It is one of the most affordable handheld GPS that includes a color screen.
What do you give up?
The screen is physically smaller at 2.2″ but is still relatively high resolution at 240 x 320 pixels.
It still has 8GB of storage (and SD Card slot) and has topo maps preloaded.
It’s missing some of the bells and whistles like the ANT+, Bluetooth connectivity, etc. – but honestly those are not important for navigating the backcountry.
In GPS mode the 2 AA batteries can last up to 25 hours.
- Explore confidently with the reliable handheld GPS
- 2.2” sunlight-readable color display with 240 x 320 display pixels for improved readability
- Preloaded with Topo Active maps with routable roads and trails for cycling and hiking
- Support for GPS and GLONASS satellite systems allows for tracking in more challenging environments than GPS alone
- 8 GB of internal memory for map downloads plus a micro SD card slot
Garmin Foretrex 401 Waterproof Hiking GPS
Want the lightest, most compact GPS?
Something like the Garmin Foretrex 401 Waterproof Hiking GPS (Buy on Amazon) might do the job.
This is meant to be worn on your wrist – so it is small and light.
The display is a simple LCD – and there’s no topo maps.
You can USB connect this to your PC or Mac to plan a route – and store the relevant waypoints.
But, that means it’s cheaper and has better battery life (17 hours).
It has an Altimeter and Compass
It takes 2 AAA batteries.
- Features high-sensitivity GPS receiver with HotFix for improved performance and reception in heavy tree cover or deep canyons
- Keeps track of routes, tracks and waypoints, and heart rate with add on heart rate monitor (sold separate). Uses standard AAA batteries. 2 required.
- TracBack feature retraces user's path on the easy-to-read LCD display;Display resolution 100 x 64 pixels;Battery life Up to 17 hours in GPS mode;Track Log 10000. Display size : 1.42 x 0.91 inches
- Supports dual position readout so user can view current location in multiple formats. Audible tones.
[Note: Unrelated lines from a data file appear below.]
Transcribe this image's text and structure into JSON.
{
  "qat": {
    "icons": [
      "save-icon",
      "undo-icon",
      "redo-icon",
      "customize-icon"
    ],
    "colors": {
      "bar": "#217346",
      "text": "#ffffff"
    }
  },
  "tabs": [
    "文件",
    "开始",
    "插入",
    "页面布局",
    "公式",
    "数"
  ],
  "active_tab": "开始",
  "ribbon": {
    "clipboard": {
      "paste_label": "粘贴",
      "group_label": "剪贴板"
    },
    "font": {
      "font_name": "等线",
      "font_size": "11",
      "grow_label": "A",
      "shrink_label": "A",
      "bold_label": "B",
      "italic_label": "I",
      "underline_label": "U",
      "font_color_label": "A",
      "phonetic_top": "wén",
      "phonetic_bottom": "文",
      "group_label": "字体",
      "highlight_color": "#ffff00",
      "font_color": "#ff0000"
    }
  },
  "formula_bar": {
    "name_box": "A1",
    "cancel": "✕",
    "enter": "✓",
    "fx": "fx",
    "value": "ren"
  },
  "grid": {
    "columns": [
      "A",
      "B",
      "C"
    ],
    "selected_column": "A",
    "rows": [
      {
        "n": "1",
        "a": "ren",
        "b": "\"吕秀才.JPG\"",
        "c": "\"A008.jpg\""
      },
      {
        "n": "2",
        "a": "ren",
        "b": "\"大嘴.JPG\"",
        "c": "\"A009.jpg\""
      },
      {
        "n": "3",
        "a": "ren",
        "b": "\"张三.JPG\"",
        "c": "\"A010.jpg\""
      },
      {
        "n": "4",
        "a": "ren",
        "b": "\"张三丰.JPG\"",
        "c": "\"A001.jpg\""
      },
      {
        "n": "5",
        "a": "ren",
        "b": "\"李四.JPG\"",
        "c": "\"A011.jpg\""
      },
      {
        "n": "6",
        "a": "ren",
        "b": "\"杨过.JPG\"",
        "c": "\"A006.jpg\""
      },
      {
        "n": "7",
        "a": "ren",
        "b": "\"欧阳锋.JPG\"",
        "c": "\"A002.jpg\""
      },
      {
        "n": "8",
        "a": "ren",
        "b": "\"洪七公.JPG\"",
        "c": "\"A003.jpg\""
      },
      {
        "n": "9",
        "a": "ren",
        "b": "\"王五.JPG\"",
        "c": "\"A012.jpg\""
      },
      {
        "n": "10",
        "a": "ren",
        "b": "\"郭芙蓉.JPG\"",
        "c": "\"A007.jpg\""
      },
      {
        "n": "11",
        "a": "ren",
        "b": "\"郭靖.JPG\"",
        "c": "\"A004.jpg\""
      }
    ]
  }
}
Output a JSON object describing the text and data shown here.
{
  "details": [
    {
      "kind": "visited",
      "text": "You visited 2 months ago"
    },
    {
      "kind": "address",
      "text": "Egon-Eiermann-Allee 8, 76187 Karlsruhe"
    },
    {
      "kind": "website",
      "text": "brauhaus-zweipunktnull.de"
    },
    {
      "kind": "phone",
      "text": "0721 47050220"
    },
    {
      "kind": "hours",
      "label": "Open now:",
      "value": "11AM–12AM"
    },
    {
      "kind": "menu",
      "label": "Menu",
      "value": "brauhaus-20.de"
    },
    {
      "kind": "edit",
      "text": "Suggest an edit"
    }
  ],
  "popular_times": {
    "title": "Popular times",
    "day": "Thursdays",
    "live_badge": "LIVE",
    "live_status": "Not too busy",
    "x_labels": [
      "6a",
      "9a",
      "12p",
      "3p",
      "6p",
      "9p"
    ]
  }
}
Hold the compass level when navigating to ensure maximum accuracy
- Features trip computer, sunrise/sunset times, hunting/fishing information, electronic compass and barometric altimeter
Military GPS Devices
Two popular GPS devices used by the US military are the Precision Lightweight
GPS Receiver (PLGR-96) and the Defense Advanced GPS Receiver (DAGR) AN/PSN-13.
These have a lot of features the military finds useful.
These devices are optimized for determining target coordinates (close air support) and sighting artillery to a target. The DAGR can also find GPS jamming sources.
These are also protected to a degree against GPS spoofing, using a feature called Selective
Availability Anti-Spoofing Module (SAASM.)
These devices aren’t available on the consumer market – and they are pretty complicated to use too.
As such, we’re not going to cover these devices here.
Urban Maps – Where the Smartphone Rules
Now, having outlined the advantages of the handheld GPS – there is one arena where the modern smartphone rules.
In an urban environment you can’t beat the city and street level maps available on your smartphone (at least for most major cities in some of the world.)
Just remember your phone is a small radio transmitter…
Handheld GPS devices – In Summary
The handheld GPS device is far from obsolete.
These ruggedized survival devices are optimal for backcountry use – where topo maps and multi-day battery life are essential.
For serious situations (like tactical environments or survival) use one as your primary navigation – or as a bulletproof backup for that fragile smartphone.
Lastly, if you are going to use your fragile smartphone like a GPS unit – at least be sure to protect it in a military grade phone case.
Defense Advanced GPS Receiver (DAGR) Product brochure – from Rockwell Collins.
Some photos are property of the manufacturers.
The appearance of U.S. Department of Defense (DoD) visual information does not imply or constitute DoD endorsement.
Last update on 2020-04-05 / Affiliate links / Images from Amazon Product Advertising API